On the heels of the Dominique Strauss-Kahn scandal, feminists are taking another shot. Their goal: Banish the check box for mademoiselle on state and corporate paperwork.
Paris groups Dare Feminism and Watchdogs launched a campaign Sept. 27 that includes a “kit.” A form letter is ready to send to whomever it may concern: “I would be very grateful if you would cease to employ the civil title ‘Mademoiselle’ as well as ‘maiden name’ or ‘spouse name’ in any documents or letters addressed to me.” In Paris most women have heard of the issue, and it is getting plenty of attention on social networks. But habits die hard. Older female celebrities such as Jeanne Moreau and Catherine Deneuve insist on mademoiselle. If the check box were eliminated that would be fine, most women said. If not, no big deal. “I don’t mind mademoiselle,” said Teresa, who is married. “When people use it I feel younger.” Agnes, unmarried and older, called the term “not pejorative; it’s nice.”

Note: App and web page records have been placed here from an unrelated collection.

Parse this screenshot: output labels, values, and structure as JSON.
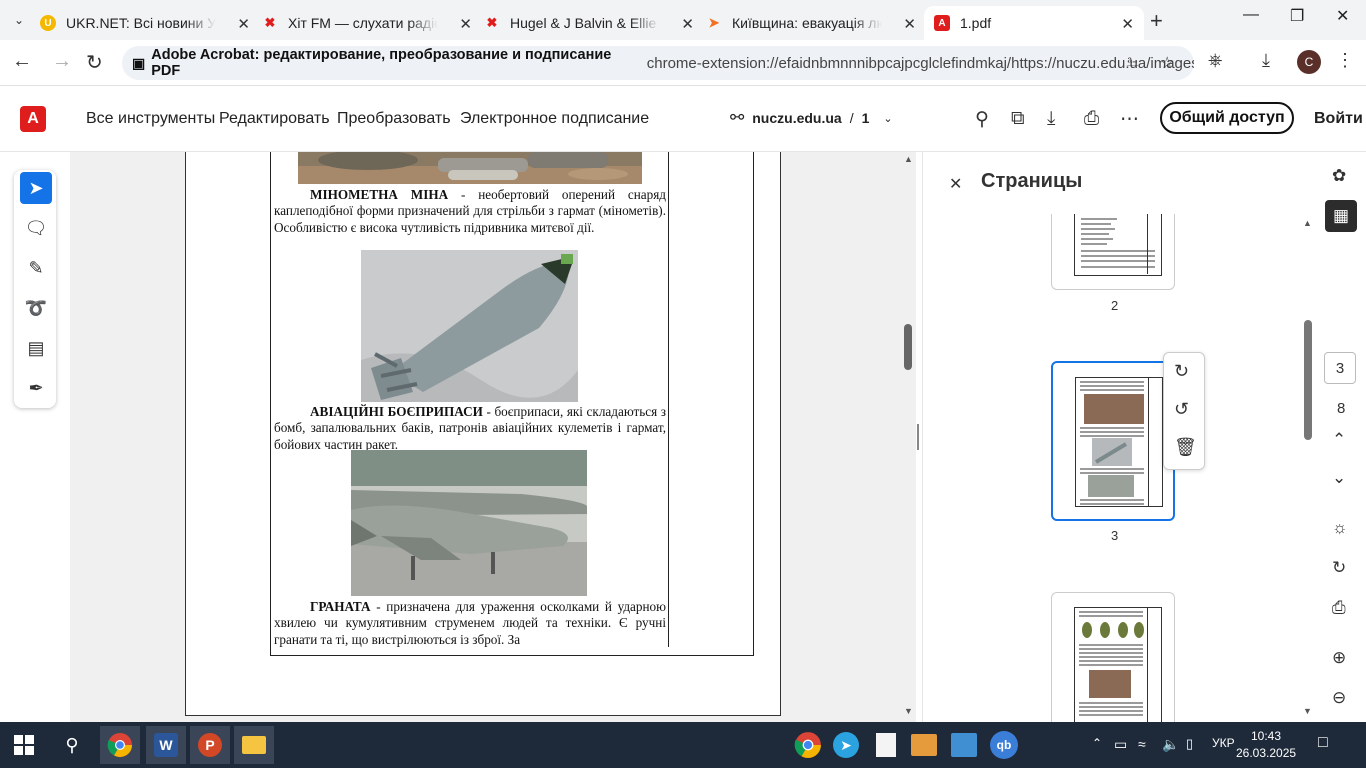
{
  "browser": {
    "tabs": [
      {
        "title": "UKR.NET: Всі новини Україн",
        "icon": "ukrnet-favicon",
        "icon_color": "#f5b800"
      },
      {
        "title": "Хіт FM — слухати радіо онл",
        "icon": "pdf-favicon",
        "icon_color": "#e01d1d"
      },
      {
        "title": "Hugel & J Balvin & Ellie Gou",
        "icon": "pdf-favicon",
        "icon_color": "#e01d1d"
      },
      {
        "title": "Київщина: евакуація людей",
        "icon": "news-favicon",
        "icon_color": "#f27024"
      },
      {
        "title": "1.pdf",
        "icon": "pdf-favicon",
        "icon_color": "#e01d1d"
      }
    ],
    "omnibox_site": "Adobe Acrobat: редактирование, преобразование и подписание PDF",
    "omnibox_url": "chrome-extension://efaidnbmnnnibpcajpcglclefindmkaj/https://nuczu.edu.ua/images/to...",
    "avatar_letter": "C"
  },
  "acrobat": {
    "logo_letter": "A",
    "menu": [
      "Все инструменты",
      "Редактировать",
      "Преобразовать",
      "Электронное подписание"
    ],
    "doc_site": "nuczu.edu.ua",
    "doc_sep": "/",
    "doc_page": "1",
    "share_label": "Общий доступ",
    "login_label": "Войти",
    "accent": "#1473e6"
  },
  "document": {
    "para1_title": "МІНОМЕТНА МІНА",
    "para1_body": " - необертовий оперений снаряд каплеподібної форми призначений для стрільби з гармат (мінометів). Особливістю є висока чутливість підривника митєвої дії.",
    "para2_title": "АВІАЦІЙНІ БОЄПРИПАСИ",
    "para2_body": " - боєприпаси, які складаються з бомб, запалювальних баків, патронів авіаційних кулеметів і гармат, бойових частин ракет.",
    "para3_title": "ГРАНАТА",
    "para3_body": " - призначена для ураження осколками й ударною хвилею чи кумулятивним струменем людей та техніки. Є ручні гранати та ті, що вистрілюються із зброї. За"
  },
  "pages_panel": {
    "title": "Страницы",
    "thumbs": [
      {
        "label": "2"
      },
      {
        "label": "3"
      },
      {
        "label": ""
      }
    ]
  },
  "right_rail": {
    "current_page": "3",
    "total_pages": "8"
  },
  "taskbar": {
    "lang": "УКР",
    "time": "10:43",
    "date": "26.03.2025"
  }
}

Marie Noelle Bas of Watchdogs says the campaign is working. A poll in Marie Claire has 72 percent ready to nix the check box.